A professional tenant is one who enters into a rental agreement with the express purpose of using legal loopholes and technicalities to avoid payment of rent and to avoid eviction. That leaves the homeowner holding the bag—not only in terms of losing out on rent, but also in terms of being dragged through the court system, being forced to pay legal fees, potentially experiencing property damage, and potentially being slandered. You may be reading this and thinking, “I would never mistake a professional tenant for a reliable tenant.” Bear in mind, though, that a professional tenant is very practiced, deeply knowledgeable about the rental process, and very convincing. Any of the following may lead to a homeowner being taken in by a professional tenant:

How can you avoid being a professional tenant’s next landlord?

It is critical that you not take any shortcuts and not be taken in by any offer of cash in hand for an immediate move-in option. The next time rent is due, there will not be a payment.
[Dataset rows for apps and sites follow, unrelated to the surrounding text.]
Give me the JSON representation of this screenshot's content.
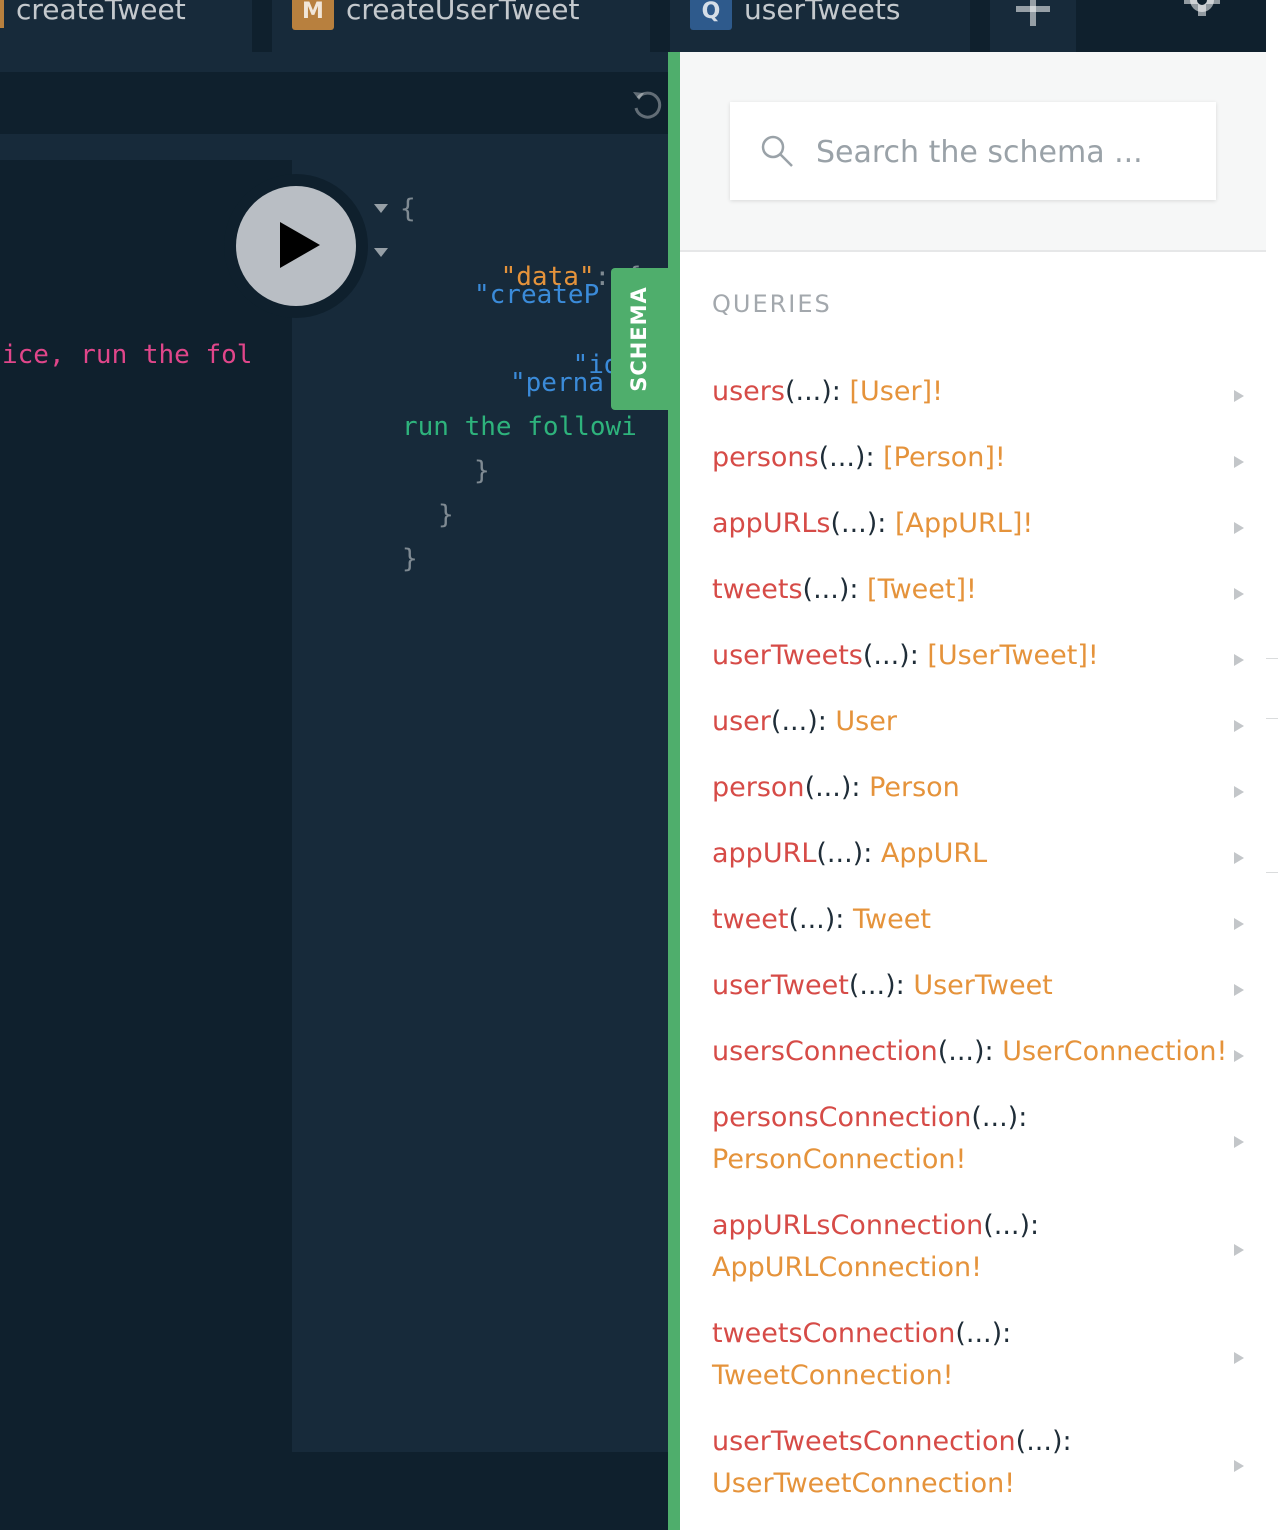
{
  "tabs": [
    {
      "badge": "",
      "label": "createTweet"
    },
    {
      "badge": "M",
      "label": "createUserTweet"
    },
    {
      "badge": "Q",
      "label": "userTweets"
    }
  ],
  "query_editor": {
    "visible_line": "ice, run the fol"
  },
  "result_editor": {
    "lines": {
      "l1": "{",
      "l2_key": "\"data\"",
      "l2_rest": ": {",
      "l3_key": "\"createP",
      "l4_key": "\"id\"",
      "l4_rest": ":",
      "l5_key": "\"perna",
      "l6_str": "run the followi",
      "l7": "}",
      "l8": "}",
      "l9": "}"
    }
  },
  "schema_tab_label": "SCHEMA",
  "schema_panel": {
    "search_placeholder": "Search the schema ...",
    "section_title": "QUERIES",
    "queries": [
      {
        "name": "users",
        "args": "(...): ",
        "type": "[User]!"
      },
      {
        "name": "persons",
        "args": "(...): ",
        "type": "[Person]!"
      },
      {
        "name": "appURLs",
        "args": "(...): ",
        "type": "[AppURL]!"
      },
      {
        "name": "tweets",
        "args": "(...): ",
        "type": "[Tweet]!"
      },
      {
        "name": "userTweets",
        "args": "(...): ",
        "type": "[UserTweet]!"
      },
      {
        "name": "user",
        "args": "(...): ",
        "type": "User"
      },
      {
        "name": "person",
        "args": "(...): ",
        "type": "Person"
      },
      {
        "name": "appURL",
        "args": "(...): ",
        "type": "AppURL"
      },
      {
        "name": "tweet",
        "args": "(...): ",
        "type": "Tweet"
      },
      {
        "name": "userTweet",
        "args": "(...): ",
        "type": "UserTweet"
      },
      {
        "name": "usersConnection",
        "args": "(...): ",
        "type": "UserConnection!"
      },
      {
        "name": "personsConnection",
        "args": "(...): ",
        "type": "PersonConnection!"
      },
      {
        "name": "appURLsConnection",
        "args": "(...): ",
        "type": "AppURLConnection!"
      },
      {
        "name": "tweetsConnection",
        "args": "(...): ",
        "type": "TweetConnection!"
      },
      {
        "name": "userTweetsConnection",
        "args": "(...): ",
        "type": "UserTweetConnection!"
      }
    ]
  },
  "icons": {
    "play": "play-icon",
    "add_tab": "plus-icon",
    "settings": "gear-icon",
    "reload": "reload-icon",
    "search": "search-icon",
    "expand": "chevron-right-icon"
  },
  "colors": {
    "accent_green": "#4fae6c",
    "field_name": "#d64b47",
    "field_type": "#e5933b",
    "dark_bg": "#0f202d",
    "editor_bg": "#172a3a"
  }
}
Either there will be a heartbreaking sob story about why he is short on cash with a promise of payment as soon as he “gets back on his feet.” Or there will be a claim that the living conditions are inadequate and/or unsafe (because the professional tenant will have caused that to happen or will have simply lied) and a refusal to pay on that basis.

The important steps to take are:

  • Monthly income of 3 times the monthly rent (there may be regional adjustments necessary to this general rule of thumb).
  • Disclosure of who will be living in the apartment and whether or not there will be pets (if you allow pets).
  • Contact information for current employer.
  • Contact information for current and past landlord along with rental locations.
  • Avoid yes/no questions as it is too easy for the applicant to discern the “right” answer.
  • State in the rental application that failure to complete all questions or provide an acceptable reason not to answer all questions will result in the application being denied.
  • What were the start and end dates of the lease? Did the tenant remain there for the duration of the lease?
  • Did you have any issues with complete and timely payments?
  • Were the any complaints lodged against the tenant or other disturbances?
  • In what condition did he leave the property?
  • Did he sue you?
  • Would you rent to him again?
  • Photograph all spaces within the unit before the tenant moves in and have him sign off that the photos are representative of the move-in condition of the unit.
  • Have a clause in the lease agreement that states that the tenant has been provided with an opportunity to inspect the unit before moving in and that by executing the lease agreement, he is agreeing that the condition of the unit (both interior and exterior) is acceptable to him.
  • Do a joint walk through inspection and have the tenant mark down anything in writing that he notices that requires repair (both interior and exterior) and sign the inspection document.